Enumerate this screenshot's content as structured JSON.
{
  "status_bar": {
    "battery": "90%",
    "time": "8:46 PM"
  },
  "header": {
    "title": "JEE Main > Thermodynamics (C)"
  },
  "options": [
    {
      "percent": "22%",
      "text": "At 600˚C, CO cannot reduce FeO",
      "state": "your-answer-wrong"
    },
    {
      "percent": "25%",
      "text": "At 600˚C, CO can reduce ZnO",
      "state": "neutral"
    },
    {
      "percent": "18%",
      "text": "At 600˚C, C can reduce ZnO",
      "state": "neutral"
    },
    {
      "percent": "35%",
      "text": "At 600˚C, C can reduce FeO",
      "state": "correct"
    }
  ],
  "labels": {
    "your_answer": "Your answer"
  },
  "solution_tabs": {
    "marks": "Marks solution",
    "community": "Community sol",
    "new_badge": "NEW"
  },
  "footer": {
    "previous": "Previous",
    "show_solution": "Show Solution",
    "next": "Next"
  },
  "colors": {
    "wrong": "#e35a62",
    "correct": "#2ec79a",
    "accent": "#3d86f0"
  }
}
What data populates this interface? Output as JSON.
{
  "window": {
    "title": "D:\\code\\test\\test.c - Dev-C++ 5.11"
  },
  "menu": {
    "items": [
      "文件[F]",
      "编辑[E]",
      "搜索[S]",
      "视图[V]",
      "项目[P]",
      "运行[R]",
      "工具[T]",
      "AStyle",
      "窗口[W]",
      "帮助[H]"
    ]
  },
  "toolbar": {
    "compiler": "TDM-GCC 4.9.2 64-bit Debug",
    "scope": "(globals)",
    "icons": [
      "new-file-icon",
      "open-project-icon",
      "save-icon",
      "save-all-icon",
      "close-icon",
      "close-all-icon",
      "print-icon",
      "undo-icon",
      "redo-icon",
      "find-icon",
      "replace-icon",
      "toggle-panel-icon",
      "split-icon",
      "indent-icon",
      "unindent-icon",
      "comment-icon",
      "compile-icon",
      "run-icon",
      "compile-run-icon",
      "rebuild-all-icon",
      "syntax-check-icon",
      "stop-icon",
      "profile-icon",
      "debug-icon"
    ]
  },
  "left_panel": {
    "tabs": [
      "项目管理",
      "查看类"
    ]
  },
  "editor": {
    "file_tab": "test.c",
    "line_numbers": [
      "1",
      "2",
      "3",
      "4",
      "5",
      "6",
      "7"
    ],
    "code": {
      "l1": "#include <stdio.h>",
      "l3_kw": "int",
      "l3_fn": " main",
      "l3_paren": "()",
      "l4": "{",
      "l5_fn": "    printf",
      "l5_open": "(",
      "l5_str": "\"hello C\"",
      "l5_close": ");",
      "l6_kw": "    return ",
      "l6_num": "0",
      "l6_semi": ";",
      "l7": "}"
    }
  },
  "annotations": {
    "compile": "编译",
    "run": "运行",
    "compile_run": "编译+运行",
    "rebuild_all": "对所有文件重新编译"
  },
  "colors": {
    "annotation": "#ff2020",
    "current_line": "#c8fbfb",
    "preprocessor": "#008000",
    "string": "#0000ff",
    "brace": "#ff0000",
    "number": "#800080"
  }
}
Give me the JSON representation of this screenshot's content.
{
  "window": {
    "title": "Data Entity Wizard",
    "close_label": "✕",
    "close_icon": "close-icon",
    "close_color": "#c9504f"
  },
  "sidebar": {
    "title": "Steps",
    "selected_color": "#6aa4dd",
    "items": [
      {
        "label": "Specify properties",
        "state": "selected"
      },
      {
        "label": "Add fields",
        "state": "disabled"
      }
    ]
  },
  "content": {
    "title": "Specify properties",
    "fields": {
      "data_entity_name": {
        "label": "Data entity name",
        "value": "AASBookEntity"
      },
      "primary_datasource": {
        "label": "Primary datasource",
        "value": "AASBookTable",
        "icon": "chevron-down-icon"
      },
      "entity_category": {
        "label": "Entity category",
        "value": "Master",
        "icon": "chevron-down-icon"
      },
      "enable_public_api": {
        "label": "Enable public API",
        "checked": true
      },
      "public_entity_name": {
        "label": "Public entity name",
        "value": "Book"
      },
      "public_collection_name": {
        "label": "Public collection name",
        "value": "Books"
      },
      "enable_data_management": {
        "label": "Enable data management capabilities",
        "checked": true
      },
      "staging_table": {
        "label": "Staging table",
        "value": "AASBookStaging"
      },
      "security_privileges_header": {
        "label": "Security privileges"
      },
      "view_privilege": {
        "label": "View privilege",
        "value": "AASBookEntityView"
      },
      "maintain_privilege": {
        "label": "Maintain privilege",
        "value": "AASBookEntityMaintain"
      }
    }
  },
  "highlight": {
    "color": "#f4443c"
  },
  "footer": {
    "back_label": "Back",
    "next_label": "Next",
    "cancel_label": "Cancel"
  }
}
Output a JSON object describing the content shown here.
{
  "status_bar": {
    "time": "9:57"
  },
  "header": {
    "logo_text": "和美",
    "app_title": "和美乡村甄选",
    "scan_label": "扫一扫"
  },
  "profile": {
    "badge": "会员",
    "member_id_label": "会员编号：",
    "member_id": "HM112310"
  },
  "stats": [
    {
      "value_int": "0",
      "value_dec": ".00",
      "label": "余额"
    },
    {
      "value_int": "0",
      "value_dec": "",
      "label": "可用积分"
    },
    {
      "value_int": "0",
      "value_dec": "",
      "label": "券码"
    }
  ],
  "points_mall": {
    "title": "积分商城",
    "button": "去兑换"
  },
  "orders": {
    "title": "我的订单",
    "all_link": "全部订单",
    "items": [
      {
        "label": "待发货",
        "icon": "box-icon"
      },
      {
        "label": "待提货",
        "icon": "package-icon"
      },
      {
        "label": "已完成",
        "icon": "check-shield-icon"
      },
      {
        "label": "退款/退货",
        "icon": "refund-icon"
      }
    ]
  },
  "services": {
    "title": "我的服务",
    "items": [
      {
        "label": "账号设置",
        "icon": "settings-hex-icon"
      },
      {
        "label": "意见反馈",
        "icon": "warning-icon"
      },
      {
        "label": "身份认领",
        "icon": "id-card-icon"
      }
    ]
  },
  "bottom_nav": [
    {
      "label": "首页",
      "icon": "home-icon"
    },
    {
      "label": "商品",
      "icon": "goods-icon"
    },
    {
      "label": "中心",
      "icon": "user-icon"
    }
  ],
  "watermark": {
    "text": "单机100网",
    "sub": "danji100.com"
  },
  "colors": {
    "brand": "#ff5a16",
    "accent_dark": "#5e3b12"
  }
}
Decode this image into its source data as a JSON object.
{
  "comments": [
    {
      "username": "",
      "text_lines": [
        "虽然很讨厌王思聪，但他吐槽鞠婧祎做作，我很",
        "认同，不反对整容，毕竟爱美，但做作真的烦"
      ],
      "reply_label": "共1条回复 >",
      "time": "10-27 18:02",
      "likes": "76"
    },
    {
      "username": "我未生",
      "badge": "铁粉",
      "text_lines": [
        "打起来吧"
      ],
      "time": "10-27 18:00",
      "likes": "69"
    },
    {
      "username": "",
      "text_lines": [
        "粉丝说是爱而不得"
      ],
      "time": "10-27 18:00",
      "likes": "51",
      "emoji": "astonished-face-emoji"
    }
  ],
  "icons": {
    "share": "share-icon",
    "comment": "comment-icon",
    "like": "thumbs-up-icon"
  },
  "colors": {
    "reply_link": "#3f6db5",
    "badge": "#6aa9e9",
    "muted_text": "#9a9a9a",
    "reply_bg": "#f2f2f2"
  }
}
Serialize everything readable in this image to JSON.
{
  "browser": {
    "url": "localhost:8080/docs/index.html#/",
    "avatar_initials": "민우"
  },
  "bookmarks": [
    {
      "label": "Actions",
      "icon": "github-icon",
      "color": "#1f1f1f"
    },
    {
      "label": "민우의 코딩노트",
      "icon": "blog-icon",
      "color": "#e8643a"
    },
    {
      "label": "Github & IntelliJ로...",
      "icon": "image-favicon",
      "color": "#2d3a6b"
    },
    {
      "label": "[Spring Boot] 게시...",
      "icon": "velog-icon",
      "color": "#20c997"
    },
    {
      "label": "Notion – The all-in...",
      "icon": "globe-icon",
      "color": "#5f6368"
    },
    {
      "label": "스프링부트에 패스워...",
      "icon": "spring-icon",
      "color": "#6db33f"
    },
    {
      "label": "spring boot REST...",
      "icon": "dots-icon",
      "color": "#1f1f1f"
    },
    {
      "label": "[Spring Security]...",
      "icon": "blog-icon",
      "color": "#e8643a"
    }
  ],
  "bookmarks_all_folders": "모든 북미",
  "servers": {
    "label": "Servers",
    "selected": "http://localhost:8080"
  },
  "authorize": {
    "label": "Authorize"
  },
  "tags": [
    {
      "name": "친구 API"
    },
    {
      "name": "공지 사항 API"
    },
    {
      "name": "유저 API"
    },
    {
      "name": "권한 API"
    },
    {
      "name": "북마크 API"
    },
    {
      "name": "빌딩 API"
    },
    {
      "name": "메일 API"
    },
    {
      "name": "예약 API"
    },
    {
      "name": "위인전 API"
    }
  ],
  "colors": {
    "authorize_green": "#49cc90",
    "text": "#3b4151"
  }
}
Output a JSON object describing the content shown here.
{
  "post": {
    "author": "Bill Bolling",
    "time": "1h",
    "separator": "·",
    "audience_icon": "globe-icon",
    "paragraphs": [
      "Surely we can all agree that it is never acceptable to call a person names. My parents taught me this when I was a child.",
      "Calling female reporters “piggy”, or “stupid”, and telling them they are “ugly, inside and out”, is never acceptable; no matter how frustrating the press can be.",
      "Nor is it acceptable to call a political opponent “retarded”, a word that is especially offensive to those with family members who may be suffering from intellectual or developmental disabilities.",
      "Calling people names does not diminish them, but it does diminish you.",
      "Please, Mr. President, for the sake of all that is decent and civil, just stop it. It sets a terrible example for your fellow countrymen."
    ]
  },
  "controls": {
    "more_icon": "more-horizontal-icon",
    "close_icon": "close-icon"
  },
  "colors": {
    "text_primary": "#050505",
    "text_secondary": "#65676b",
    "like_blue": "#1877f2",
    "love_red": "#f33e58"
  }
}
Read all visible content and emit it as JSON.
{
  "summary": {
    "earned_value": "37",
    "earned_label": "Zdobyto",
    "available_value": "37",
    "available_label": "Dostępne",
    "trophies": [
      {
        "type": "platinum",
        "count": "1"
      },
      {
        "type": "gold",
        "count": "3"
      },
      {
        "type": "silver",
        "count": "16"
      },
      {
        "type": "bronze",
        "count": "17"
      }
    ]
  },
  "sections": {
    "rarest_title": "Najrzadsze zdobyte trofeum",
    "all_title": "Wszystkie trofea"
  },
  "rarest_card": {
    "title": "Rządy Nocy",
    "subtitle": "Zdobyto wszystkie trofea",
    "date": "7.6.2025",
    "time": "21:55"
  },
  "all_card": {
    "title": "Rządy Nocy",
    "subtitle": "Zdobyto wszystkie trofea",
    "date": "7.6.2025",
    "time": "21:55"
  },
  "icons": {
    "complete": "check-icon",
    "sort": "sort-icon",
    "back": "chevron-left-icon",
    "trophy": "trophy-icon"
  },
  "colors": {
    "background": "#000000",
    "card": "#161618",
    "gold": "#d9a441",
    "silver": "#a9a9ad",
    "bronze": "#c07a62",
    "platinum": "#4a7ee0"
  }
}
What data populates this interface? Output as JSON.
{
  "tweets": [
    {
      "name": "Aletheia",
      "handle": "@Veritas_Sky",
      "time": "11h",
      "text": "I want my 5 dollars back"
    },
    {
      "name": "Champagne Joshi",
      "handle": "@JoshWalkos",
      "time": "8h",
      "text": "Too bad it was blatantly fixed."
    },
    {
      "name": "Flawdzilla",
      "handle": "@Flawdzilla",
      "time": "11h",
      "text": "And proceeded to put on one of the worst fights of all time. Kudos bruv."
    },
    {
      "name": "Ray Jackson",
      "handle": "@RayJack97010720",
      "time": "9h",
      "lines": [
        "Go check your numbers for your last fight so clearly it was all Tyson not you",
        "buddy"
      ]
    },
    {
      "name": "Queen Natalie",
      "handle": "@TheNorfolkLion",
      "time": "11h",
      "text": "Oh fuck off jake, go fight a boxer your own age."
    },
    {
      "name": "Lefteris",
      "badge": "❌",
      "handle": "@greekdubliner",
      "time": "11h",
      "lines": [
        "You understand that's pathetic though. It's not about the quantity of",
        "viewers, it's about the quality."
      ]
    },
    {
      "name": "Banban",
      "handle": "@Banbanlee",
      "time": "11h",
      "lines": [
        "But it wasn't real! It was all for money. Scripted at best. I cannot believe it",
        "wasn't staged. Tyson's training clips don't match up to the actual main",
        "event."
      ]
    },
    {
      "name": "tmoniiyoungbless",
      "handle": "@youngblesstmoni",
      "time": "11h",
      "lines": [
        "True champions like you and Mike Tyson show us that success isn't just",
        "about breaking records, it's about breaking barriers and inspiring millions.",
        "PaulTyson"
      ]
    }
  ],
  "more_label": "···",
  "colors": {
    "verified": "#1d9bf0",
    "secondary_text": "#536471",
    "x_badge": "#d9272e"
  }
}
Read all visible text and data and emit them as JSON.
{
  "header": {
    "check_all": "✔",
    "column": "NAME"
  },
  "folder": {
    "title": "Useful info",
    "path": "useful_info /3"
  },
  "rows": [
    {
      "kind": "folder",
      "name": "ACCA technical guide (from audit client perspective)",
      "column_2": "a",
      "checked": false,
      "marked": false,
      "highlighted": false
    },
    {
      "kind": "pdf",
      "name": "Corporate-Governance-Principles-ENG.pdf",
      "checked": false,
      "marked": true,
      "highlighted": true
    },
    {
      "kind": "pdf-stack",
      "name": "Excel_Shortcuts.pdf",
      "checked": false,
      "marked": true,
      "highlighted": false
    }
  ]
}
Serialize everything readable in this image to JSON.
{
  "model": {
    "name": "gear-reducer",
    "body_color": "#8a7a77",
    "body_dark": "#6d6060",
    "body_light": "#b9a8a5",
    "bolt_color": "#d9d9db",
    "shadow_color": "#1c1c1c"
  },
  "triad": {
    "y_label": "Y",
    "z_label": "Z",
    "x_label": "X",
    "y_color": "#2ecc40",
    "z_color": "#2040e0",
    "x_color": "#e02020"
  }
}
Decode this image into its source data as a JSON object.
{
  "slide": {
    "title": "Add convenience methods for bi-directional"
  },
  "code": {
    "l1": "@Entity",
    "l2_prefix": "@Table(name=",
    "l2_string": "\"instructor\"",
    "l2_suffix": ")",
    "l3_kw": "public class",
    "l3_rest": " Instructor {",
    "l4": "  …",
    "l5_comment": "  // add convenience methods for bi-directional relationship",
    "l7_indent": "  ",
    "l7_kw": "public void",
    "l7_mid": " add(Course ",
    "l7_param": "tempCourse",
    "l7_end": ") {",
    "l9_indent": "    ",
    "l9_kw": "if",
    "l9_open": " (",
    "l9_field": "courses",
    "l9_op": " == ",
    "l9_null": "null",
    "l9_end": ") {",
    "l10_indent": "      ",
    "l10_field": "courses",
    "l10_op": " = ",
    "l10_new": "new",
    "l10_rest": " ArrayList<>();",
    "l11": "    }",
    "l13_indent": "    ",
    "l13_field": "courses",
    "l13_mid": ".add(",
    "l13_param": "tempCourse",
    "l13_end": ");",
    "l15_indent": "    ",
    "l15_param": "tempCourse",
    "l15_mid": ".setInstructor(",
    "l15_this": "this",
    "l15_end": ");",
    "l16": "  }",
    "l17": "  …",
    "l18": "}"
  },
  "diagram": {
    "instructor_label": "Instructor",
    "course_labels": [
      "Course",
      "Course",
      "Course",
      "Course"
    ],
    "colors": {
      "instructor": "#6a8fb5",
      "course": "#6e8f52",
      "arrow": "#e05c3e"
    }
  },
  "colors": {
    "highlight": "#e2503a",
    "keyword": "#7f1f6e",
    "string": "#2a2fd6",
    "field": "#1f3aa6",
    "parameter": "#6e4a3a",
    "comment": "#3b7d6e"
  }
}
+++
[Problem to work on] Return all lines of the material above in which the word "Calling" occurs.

[Written answer]
      "Calling female reporters “piggy”, or “stupid”, and telling them they are “ugly, inside and out”, is never acceptable; no matter how frustrating the press can be.",
      "Calling people names does not diminish them, but it does diminish you.",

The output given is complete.